FF Plus: Feeding programmes at schools and ECDs are essential. A hungry child cannot thrive and this and other socio-economic challenges lead to the current high drop-out rate and low literacy rate.

ActionSA: ActionSA will increase the budget allocation for ECD and increase funding for ECD centres, which will include funding for nutrition programmes to ensure that young children receive adequate nutrition in their formative years.

PA: Yes.

MK Party: The MK Party did not respond to our questions.

Rise Mzansi: Of the Department of Basic Education’s ECD R17 per child per day subsidy, only R6.80 is intended for nutrition. This is insufficient. We simply must accept as a national obligation to ensure no child goes hungry, and no child goes to school hungry. School feeding programmes should be extended to include ECD centres. DM

First published by GroundUp.


Comments - Please in order to comment.

Please peer review 3 community comments before your comment can be posted


This article is free to read.

Sign up for free or sign in to continue reading.

Unlike our competitors, we don’t force you to pay to read the news but we do need your email address to make your experience better.

Nearly there! Create a password to finish signing up with us:

Please enter your password or get a sign in link if you’ve forgotten

Open Sesame! Thanks for signing up.

A South African Hero: You

There’s a 99.7% chance that this isn’t for you. Only 0.3% of our readers have responded to this call for action.

Those 0.3% of our readers are our hidden heroes, who are fuelling our work and impacting the lives of every South African in doing so. They’re the people who contribute to keep Daily Maverick free for all, including you.

The equation is quite simple: the more members we have, the more reporting and investigations we can do, and the greater the impact on the country.

Be part of that 0.3%. Be a Maverick.

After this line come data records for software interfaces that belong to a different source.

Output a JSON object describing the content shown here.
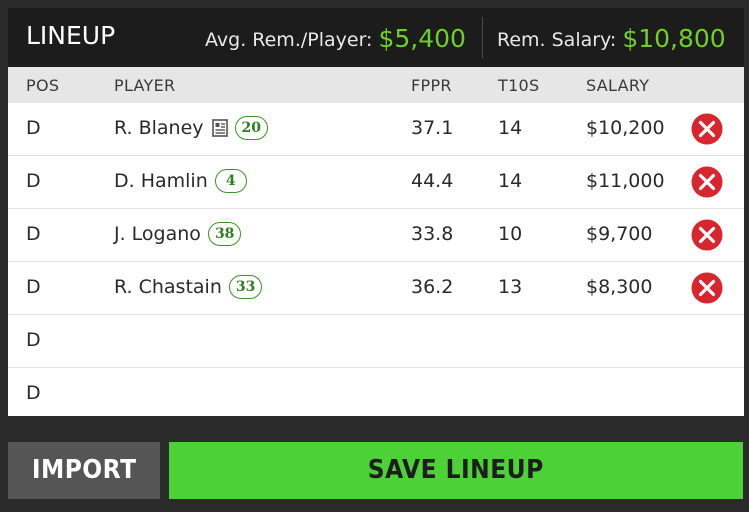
{
  "header": {
    "title": "LINEUP",
    "avg_label": "Avg. Rem./Player:",
    "avg_value": "$5,400",
    "rem_label": "Rem. Salary:",
    "rem_value": "$10,800"
  },
  "columns": {
    "pos": "POS",
    "player": "PLAYER",
    "fppr": "FPPR",
    "t10s": "T10S",
    "salary": "SALARY"
  },
  "rows": [
    {
      "pos": "D",
      "player": "R. Blaney",
      "number": "20",
      "has_news": true,
      "fppr": "37.1",
      "t10s": "14",
      "salary": "$10,200",
      "removable": true
    },
    {
      "pos": "D",
      "player": "D. Hamlin",
      "number": "4",
      "has_news": false,
      "fppr": "44.4",
      "t10s": "14",
      "salary": "$11,000",
      "removable": true
    },
    {
      "pos": "D",
      "player": "J. Logano",
      "number": "38",
      "has_news": false,
      "fppr": "33.8",
      "t10s": "10",
      "salary": "$9,700",
      "removable": true
    },
    {
      "pos": "D",
      "player": "R. Chastain",
      "number": "33",
      "has_news": false,
      "fppr": "36.2",
      "t10s": "13",
      "salary": "$8,300",
      "removable": true
    },
    {
      "pos": "D",
      "player": "",
      "number": "",
      "has_news": false,
      "fppr": "",
      "t10s": "",
      "salary": "",
      "removable": false
    },
    {
      "pos": "D",
      "player": "",
      "number": "",
      "has_news": false,
      "fppr": "",
      "t10s": "",
      "salary": "",
      "removable": false
    }
  ],
  "buttons": {
    "import": "IMPORT",
    "save": "SAVE LINEUP"
  },
  "colors": {
    "accent_green": "#6fcf2a",
    "save_button": "#4cd137",
    "remove_red": "#d8262f",
    "badge_green": "#2e7d1e"
  },
  "icons": {
    "remove": "remove-x-circle-icon",
    "news": "news-document-icon"
  }
}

Be a Maverick Insider.

Support Daily Maverick→
Payment options

MavericKids vol 3

How can a child learn to read if they don't have a book?

81% of South African children aged 10 can't read for meaning. You can help by pre-ordering a copy of MavericKids.

For every copy sold we will donate a copy to Gift of The Givers for children in need of reading support.